▸ **Work instructions**
Below are the records; copy out every line that holds the word "value".

▸ **Records for this task**
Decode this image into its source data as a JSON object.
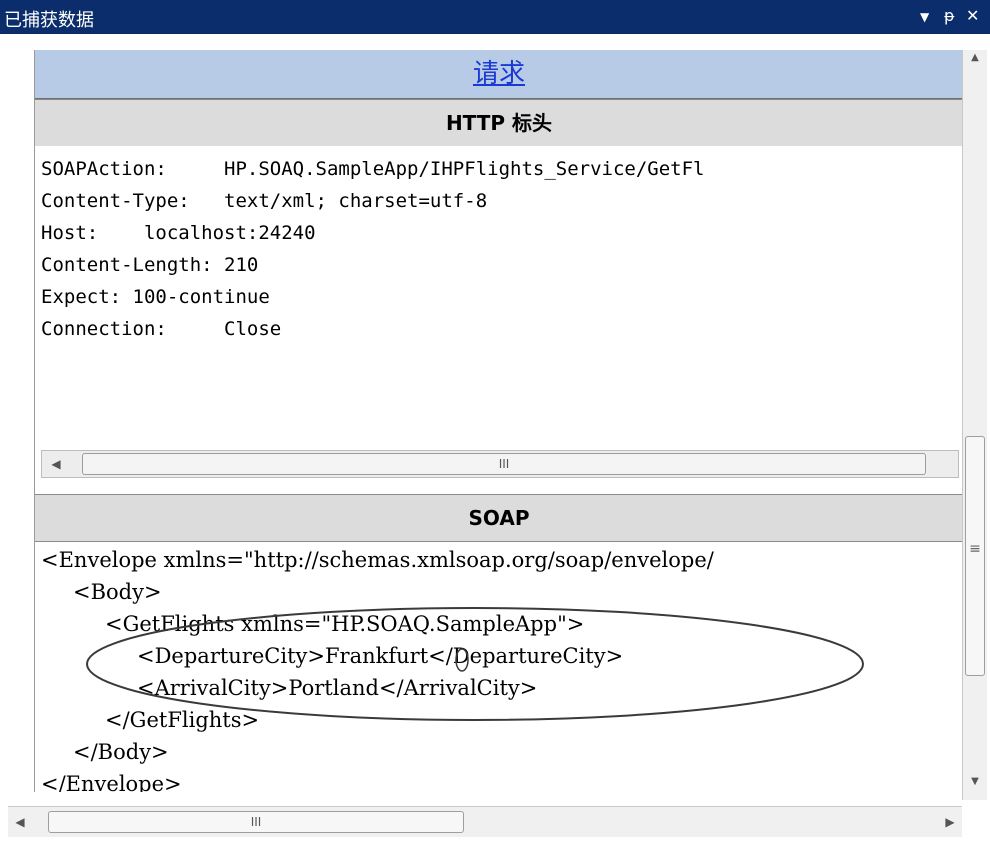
{
  "window": {
    "title": "已捕获数据",
    "dropdown_glyph": "▼",
    "pin_glyph": "ᵽ",
    "close_glyph": "✕"
  },
  "request": {
    "heading": "请求"
  },
  "http": {
    "header": "HTTP 标头",
    "lines": [
      {
        "key": "SOAPAction:     ",
        "value": "HP.SOAQ.SampleApp/IHPFlights_Service/GetFl"
      },
      {
        "key": "Content-Type:   ",
        "value": "text/xml; charset=utf-8"
      },
      {
        "key": "Host:    ",
        "value": "localhost:24240"
      },
      {
        "key": "Content-Length: ",
        "value": "210"
      },
      {
        "key": "Expect: ",
        "value": "100-continue"
      },
      {
        "key": "Connection:     ",
        "value": "Close"
      }
    ],
    "scroll_left_glyph": "◀",
    "scroll_thumb_grip": "III"
  },
  "soap": {
    "header": "SOAP",
    "lines": [
      "<Envelope xmlns=\"http://schemas.xmlsoap.org/soap/envelope/",
      "<Body>",
      "<GetFlights xmlns=\"HP.SOAQ.SampleApp\">",
      "<DepartureCity>Frankfurt</DepartureCity>",
      "<ArrivalCity>Portland</ArrivalCity>",
      "</GetFlights>",
      "</Body>",
      "</Envelope>"
    ]
  },
  "vscroll": {
    "up_glyph": "▲",
    "down_glyph": "▼",
    "grip_glyph": "≡"
  },
  "hscroll": {
    "left_glyph": "◀",
    "right_glyph": "▶",
    "grip": "III"
  }
}
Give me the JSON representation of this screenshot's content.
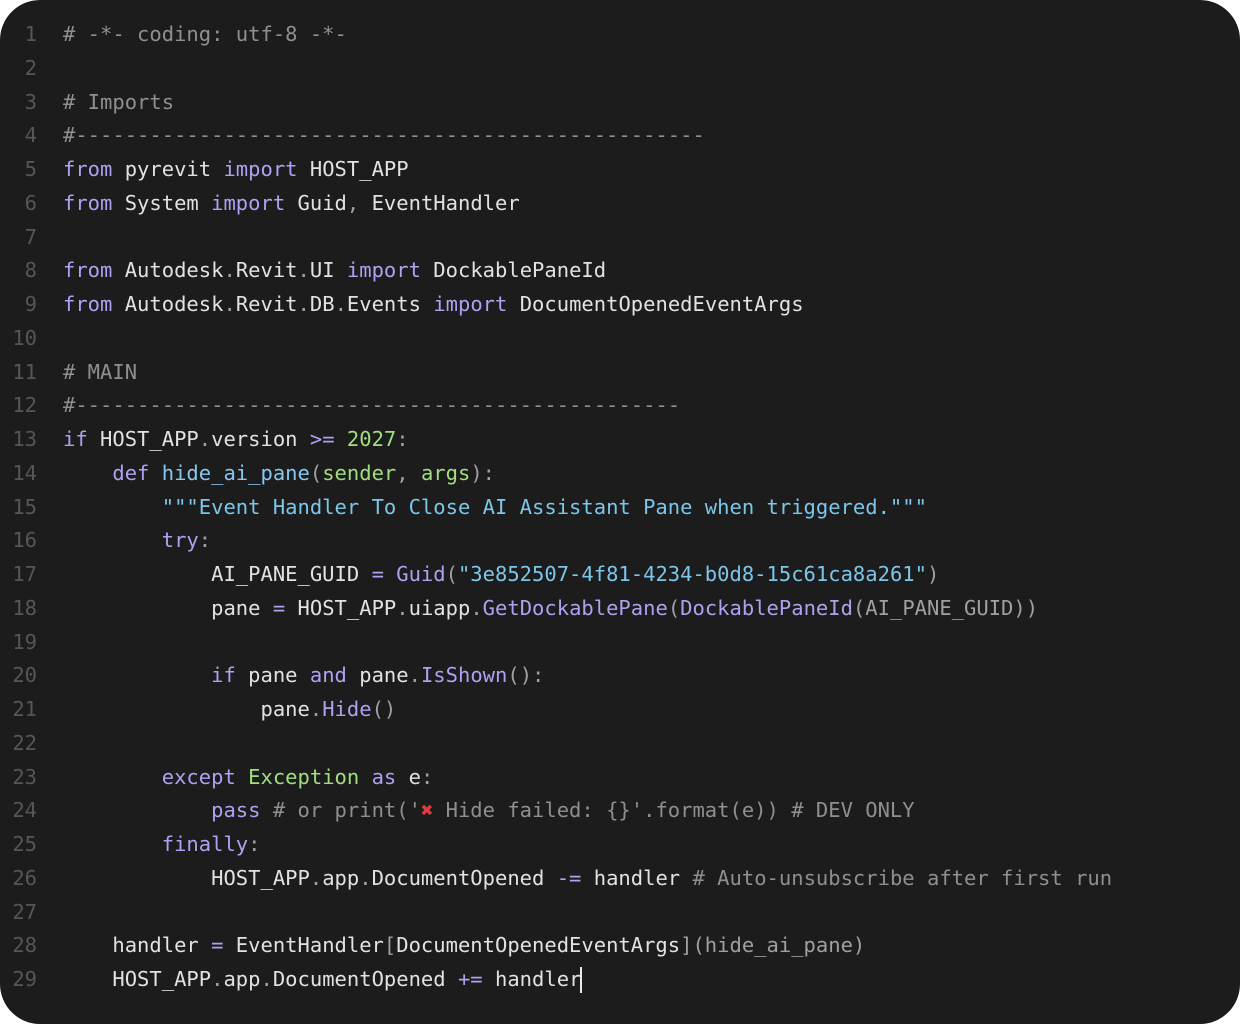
{
  "editor": {
    "language": "python",
    "caret_line": 29,
    "colors": {
      "background": "#1c1c1c",
      "line_number": "#565656",
      "text": "#e2e2e2",
      "keyword": "#b1a0f2",
      "comment": "#8f8f8f",
      "string": "#7cc6ea",
      "number": "#a2de80",
      "function": "#86c8f0"
    },
    "lines": [
      {
        "n": "1",
        "tokens": [
          {
            "t": "# -*- coding: utf-8 -*-",
            "k": "cm"
          }
        ]
      },
      {
        "n": "2",
        "tokens": []
      },
      {
        "n": "3",
        "tokens": [
          {
            "t": "# Imports",
            "k": "cm"
          }
        ]
      },
      {
        "n": "4",
        "tokens": [
          {
            "t": "#---------------------------------------------------",
            "k": "cm"
          }
        ]
      },
      {
        "n": "5",
        "tokens": [
          {
            "t": "from",
            "k": "kw"
          },
          {
            "t": " pyrevit "
          },
          {
            "t": "import",
            "k": "kw"
          },
          {
            "t": " HOST_APP"
          }
        ]
      },
      {
        "n": "6",
        "tokens": [
          {
            "t": "from",
            "k": "kw"
          },
          {
            "t": " System "
          },
          {
            "t": "import",
            "k": "kw"
          },
          {
            "t": " Guid"
          },
          {
            "t": ",",
            "k": "pn"
          },
          {
            "t": " EventHandler"
          }
        ]
      },
      {
        "n": "7",
        "tokens": []
      },
      {
        "n": "8",
        "tokens": [
          {
            "t": "from",
            "k": "kw"
          },
          {
            "t": " Autodesk"
          },
          {
            "t": ".",
            "k": "pn"
          },
          {
            "t": "Revit"
          },
          {
            "t": ".",
            "k": "pn"
          },
          {
            "t": "UI "
          },
          {
            "t": "import",
            "k": "kw"
          },
          {
            "t": " DockablePaneId"
          }
        ]
      },
      {
        "n": "9",
        "tokens": [
          {
            "t": "from",
            "k": "kw"
          },
          {
            "t": " Autodesk"
          },
          {
            "t": ".",
            "k": "pn"
          },
          {
            "t": "Revit"
          },
          {
            "t": ".",
            "k": "pn"
          },
          {
            "t": "DB"
          },
          {
            "t": ".",
            "k": "pn"
          },
          {
            "t": "Events "
          },
          {
            "t": "import",
            "k": "kw"
          },
          {
            "t": " DocumentOpenedEventArgs"
          }
        ]
      },
      {
        "n": "10",
        "tokens": []
      },
      {
        "n": "11",
        "tokens": [
          {
            "t": "# MAIN",
            "k": "cm"
          }
        ]
      },
      {
        "n": "12",
        "tokens": [
          {
            "t": "#-------------------------------------------------",
            "k": "cm"
          }
        ]
      },
      {
        "n": "13",
        "tokens": [
          {
            "t": "if",
            "k": "kw"
          },
          {
            "t": " HOST_APP"
          },
          {
            "t": ".",
            "k": "pn"
          },
          {
            "t": "version "
          },
          {
            "t": ">=",
            "k": "op"
          },
          {
            "t": " "
          },
          {
            "t": "2027",
            "k": "num"
          },
          {
            "t": ":",
            "k": "pn"
          }
        ]
      },
      {
        "n": "14",
        "tokens": [
          {
            "t": "    "
          },
          {
            "t": "def",
            "k": "kw"
          },
          {
            "t": " "
          },
          {
            "t": "hide_ai_pane",
            "k": "fn"
          },
          {
            "t": "(",
            "k": "pn"
          },
          {
            "t": "sender",
            "k": "pr"
          },
          {
            "t": ",",
            "k": "pn"
          },
          {
            "t": " "
          },
          {
            "t": "args",
            "k": "pr"
          },
          {
            "t": "):",
            "k": "pn"
          }
        ]
      },
      {
        "n": "15",
        "tokens": [
          {
            "t": "        "
          },
          {
            "t": "\"\"\"Event Handler To Close AI Assistant Pane when triggered.\"\"\"",
            "k": "st"
          }
        ]
      },
      {
        "n": "16",
        "tokens": [
          {
            "t": "        "
          },
          {
            "t": "try",
            "k": "kw"
          },
          {
            "t": ":",
            "k": "pn"
          }
        ]
      },
      {
        "n": "17",
        "tokens": [
          {
            "t": "            AI_PANE_GUID "
          },
          {
            "t": "=",
            "k": "op"
          },
          {
            "t": " "
          },
          {
            "t": "Guid",
            "k": "mt"
          },
          {
            "t": "(",
            "k": "pn"
          },
          {
            "t": "\"3e852507-4f81-4234-b0d8-15c61ca8a261\"",
            "k": "st"
          },
          {
            "t": ")",
            "k": "pn"
          }
        ]
      },
      {
        "n": "18",
        "tokens": [
          {
            "t": "            pane "
          },
          {
            "t": "=",
            "k": "op"
          },
          {
            "t": " HOST_APP"
          },
          {
            "t": ".",
            "k": "pn"
          },
          {
            "t": "uiapp"
          },
          {
            "t": ".",
            "k": "pn"
          },
          {
            "t": "GetDockablePane",
            "k": "mt"
          },
          {
            "t": "(",
            "k": "pn"
          },
          {
            "t": "DockablePaneId",
            "k": "mt"
          },
          {
            "t": "(AI_PANE_GUID))",
            "k": "pn"
          }
        ]
      },
      {
        "n": "19",
        "tokens": []
      },
      {
        "n": "20",
        "tokens": [
          {
            "t": "            "
          },
          {
            "t": "if",
            "k": "kw"
          },
          {
            "t": " pane "
          },
          {
            "t": "and",
            "k": "kw"
          },
          {
            "t": " pane"
          },
          {
            "t": ".",
            "k": "pn"
          },
          {
            "t": "IsShown",
            "k": "mt"
          },
          {
            "t": "():",
            "k": "pn"
          }
        ]
      },
      {
        "n": "21",
        "tokens": [
          {
            "t": "                pane"
          },
          {
            "t": ".",
            "k": "pn"
          },
          {
            "t": "Hide",
            "k": "mt"
          },
          {
            "t": "()",
            "k": "pn"
          }
        ]
      },
      {
        "n": "22",
        "tokens": []
      },
      {
        "n": "23",
        "tokens": [
          {
            "t": "        "
          },
          {
            "t": "except",
            "k": "kw"
          },
          {
            "t": " "
          },
          {
            "t": "Exception",
            "k": "cls"
          },
          {
            "t": " "
          },
          {
            "t": "as",
            "k": "kw"
          },
          {
            "t": " e"
          },
          {
            "t": ":",
            "k": "pn"
          }
        ]
      },
      {
        "n": "24",
        "tokens": [
          {
            "t": "            "
          },
          {
            "t": "pass",
            "k": "kw"
          },
          {
            "t": " # or print('",
            "k": "cm"
          },
          {
            "t": "✖",
            "k": "emoji"
          },
          {
            "t": " Hide failed: {}'.format(e)) # DEV ONLY",
            "k": "cm"
          }
        ]
      },
      {
        "n": "25",
        "tokens": [
          {
            "t": "        "
          },
          {
            "t": "finally",
            "k": "kw"
          },
          {
            "t": ":",
            "k": "pn"
          }
        ]
      },
      {
        "n": "26",
        "tokens": [
          {
            "t": "            HOST_APP"
          },
          {
            "t": ".",
            "k": "pn"
          },
          {
            "t": "app"
          },
          {
            "t": ".",
            "k": "pn"
          },
          {
            "t": "DocumentOpened "
          },
          {
            "t": "-=",
            "k": "op"
          },
          {
            "t": " handler "
          },
          {
            "t": "# Auto-unsubscribe after first run",
            "k": "cm"
          }
        ]
      },
      {
        "n": "27",
        "tokens": []
      },
      {
        "n": "28",
        "tokens": [
          {
            "t": "    handler "
          },
          {
            "t": "=",
            "k": "op"
          },
          {
            "t": " EventHandler"
          },
          {
            "t": "[",
            "k": "pn"
          },
          {
            "t": "DocumentOpenedEventArgs"
          },
          {
            "t": "](hide_ai_pane)",
            "k": "pn"
          }
        ]
      },
      {
        "n": "29",
        "tokens": [
          {
            "t": "    HOST_APP"
          },
          {
            "t": ".",
            "k": "pn"
          },
          {
            "t": "app"
          },
          {
            "t": ".",
            "k": "pn"
          },
          {
            "t": "DocumentOpened "
          },
          {
            "t": "+=",
            "k": "op"
          },
          {
            "t": " handler"
          }
        ]
      }
    ]
  }
}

▸ **Answer space**
        "value": "HP.SOAQ.SampleApp/IHPFlights_Service/GetFl"
        "value": "text/xml; charset=utf-8"
        "value": "localhost:24240"
        "value": "210"
        "value": "100-continue"
        "value": "Close"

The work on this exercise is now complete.